__YOUR ASSIGNMENT__
Check each line of the data for "chevron" and select those that have it.

Stored items
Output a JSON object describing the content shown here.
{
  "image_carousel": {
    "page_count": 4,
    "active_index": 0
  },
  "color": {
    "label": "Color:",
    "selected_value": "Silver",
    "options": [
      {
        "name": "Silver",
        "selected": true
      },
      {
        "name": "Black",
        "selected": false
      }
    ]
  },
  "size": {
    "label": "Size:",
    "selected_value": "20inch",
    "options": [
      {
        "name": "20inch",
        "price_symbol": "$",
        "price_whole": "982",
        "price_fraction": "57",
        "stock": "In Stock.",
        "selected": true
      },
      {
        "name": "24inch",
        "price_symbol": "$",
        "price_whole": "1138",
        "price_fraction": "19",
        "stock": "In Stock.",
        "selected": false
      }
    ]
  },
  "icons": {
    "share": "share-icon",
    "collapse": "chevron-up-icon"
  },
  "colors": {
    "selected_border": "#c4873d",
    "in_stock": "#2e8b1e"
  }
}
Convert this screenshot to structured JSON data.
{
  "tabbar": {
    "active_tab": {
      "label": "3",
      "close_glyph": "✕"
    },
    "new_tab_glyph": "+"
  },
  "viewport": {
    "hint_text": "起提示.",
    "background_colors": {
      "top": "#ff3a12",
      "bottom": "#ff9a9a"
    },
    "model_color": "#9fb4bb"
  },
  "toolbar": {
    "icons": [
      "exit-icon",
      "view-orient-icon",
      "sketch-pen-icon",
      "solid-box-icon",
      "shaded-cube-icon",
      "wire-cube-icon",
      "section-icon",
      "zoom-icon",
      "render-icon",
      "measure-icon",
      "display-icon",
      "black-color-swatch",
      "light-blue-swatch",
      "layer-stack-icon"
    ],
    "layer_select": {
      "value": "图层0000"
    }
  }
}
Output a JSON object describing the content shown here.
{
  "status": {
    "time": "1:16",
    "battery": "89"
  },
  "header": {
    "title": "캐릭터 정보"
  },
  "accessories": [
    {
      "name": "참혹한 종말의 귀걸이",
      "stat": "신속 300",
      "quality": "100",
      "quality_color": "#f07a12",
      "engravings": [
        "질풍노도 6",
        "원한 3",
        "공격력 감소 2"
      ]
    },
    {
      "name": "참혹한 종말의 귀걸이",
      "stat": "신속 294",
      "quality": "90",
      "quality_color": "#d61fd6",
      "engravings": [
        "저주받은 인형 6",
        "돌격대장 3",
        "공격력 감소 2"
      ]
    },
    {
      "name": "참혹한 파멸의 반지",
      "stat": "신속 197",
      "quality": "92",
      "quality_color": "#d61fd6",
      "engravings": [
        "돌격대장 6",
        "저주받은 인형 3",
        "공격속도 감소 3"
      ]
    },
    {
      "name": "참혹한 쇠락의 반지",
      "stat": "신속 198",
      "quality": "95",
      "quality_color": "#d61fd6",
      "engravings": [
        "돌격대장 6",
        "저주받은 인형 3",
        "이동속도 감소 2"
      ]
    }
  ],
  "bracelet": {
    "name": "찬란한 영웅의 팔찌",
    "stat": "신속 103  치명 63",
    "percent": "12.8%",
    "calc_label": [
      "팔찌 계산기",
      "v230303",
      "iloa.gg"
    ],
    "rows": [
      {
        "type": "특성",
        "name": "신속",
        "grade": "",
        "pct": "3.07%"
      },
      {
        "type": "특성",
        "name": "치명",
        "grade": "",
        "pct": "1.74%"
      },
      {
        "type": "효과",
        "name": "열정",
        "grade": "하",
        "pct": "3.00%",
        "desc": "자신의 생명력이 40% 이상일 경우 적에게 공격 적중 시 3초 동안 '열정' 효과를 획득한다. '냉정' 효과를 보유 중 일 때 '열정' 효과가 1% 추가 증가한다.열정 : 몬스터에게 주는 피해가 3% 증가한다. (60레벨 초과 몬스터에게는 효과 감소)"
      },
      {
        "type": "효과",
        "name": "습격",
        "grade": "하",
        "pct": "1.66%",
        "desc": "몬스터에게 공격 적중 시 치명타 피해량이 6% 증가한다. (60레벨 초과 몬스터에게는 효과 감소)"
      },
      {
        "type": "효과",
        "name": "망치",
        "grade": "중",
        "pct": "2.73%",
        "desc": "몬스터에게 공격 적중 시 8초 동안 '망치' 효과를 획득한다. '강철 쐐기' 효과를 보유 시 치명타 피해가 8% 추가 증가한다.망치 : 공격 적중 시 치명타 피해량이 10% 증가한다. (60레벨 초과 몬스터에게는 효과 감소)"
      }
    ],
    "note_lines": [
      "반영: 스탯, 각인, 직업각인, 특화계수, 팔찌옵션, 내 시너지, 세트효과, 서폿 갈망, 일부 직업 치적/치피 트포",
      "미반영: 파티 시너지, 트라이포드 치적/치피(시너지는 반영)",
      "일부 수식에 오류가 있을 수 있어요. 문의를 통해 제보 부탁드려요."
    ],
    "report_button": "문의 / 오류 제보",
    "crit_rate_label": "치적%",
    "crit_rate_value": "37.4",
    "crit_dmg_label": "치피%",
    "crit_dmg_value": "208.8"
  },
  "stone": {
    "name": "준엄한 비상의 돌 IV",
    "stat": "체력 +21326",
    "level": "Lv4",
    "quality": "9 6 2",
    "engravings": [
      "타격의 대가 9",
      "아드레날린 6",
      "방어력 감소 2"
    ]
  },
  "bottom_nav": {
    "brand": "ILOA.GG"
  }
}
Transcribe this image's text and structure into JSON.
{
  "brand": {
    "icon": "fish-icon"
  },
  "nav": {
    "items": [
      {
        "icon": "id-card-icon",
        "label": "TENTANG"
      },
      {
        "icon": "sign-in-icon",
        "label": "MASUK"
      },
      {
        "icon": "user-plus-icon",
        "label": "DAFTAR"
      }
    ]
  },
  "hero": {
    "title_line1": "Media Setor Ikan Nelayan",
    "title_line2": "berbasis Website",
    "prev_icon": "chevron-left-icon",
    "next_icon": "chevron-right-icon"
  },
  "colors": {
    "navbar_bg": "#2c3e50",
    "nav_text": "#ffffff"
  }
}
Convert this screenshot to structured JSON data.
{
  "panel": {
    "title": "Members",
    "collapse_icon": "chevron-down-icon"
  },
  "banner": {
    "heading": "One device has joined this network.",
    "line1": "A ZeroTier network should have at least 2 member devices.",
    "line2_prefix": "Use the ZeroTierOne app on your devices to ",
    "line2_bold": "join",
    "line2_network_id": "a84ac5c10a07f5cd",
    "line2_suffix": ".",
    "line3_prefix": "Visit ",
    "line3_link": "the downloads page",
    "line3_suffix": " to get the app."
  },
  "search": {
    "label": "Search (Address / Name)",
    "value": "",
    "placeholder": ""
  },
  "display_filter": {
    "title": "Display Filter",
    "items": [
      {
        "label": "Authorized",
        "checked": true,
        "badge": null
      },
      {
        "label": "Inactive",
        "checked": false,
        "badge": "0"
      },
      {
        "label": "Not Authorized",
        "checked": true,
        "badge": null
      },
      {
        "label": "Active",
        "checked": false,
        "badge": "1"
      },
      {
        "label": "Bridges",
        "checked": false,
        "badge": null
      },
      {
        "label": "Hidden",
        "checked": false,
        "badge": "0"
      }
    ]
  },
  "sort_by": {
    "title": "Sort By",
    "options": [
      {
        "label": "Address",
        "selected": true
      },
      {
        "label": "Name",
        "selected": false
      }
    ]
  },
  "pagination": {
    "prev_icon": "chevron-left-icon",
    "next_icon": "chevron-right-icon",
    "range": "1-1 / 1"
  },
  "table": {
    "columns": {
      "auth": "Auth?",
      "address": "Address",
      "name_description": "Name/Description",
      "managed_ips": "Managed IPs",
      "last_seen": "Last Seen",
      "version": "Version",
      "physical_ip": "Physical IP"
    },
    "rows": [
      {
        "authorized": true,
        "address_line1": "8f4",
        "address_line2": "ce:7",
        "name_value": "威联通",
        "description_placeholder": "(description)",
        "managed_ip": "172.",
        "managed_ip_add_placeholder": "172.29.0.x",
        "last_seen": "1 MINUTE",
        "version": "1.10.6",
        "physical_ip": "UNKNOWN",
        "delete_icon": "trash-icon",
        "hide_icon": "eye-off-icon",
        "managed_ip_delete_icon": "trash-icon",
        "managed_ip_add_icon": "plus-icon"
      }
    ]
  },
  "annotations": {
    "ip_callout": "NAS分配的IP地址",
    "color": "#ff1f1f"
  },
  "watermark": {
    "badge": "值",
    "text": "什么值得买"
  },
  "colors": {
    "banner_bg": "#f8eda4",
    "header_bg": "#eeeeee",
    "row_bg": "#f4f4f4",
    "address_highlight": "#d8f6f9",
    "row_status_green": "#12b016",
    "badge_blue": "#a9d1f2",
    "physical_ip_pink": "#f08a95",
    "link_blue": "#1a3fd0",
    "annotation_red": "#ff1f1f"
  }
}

__WRITTEN ANSWER__
    "collapse": "chevron-up-icon"
    "prev_icon": "chevron-left-icon",
    "next_icon": "chevron-right-icon"
    "collapse_icon": "chevron-down-icon"
    "prev_icon": "chevron-left-icon",
    "next_icon": "chevron-right-icon",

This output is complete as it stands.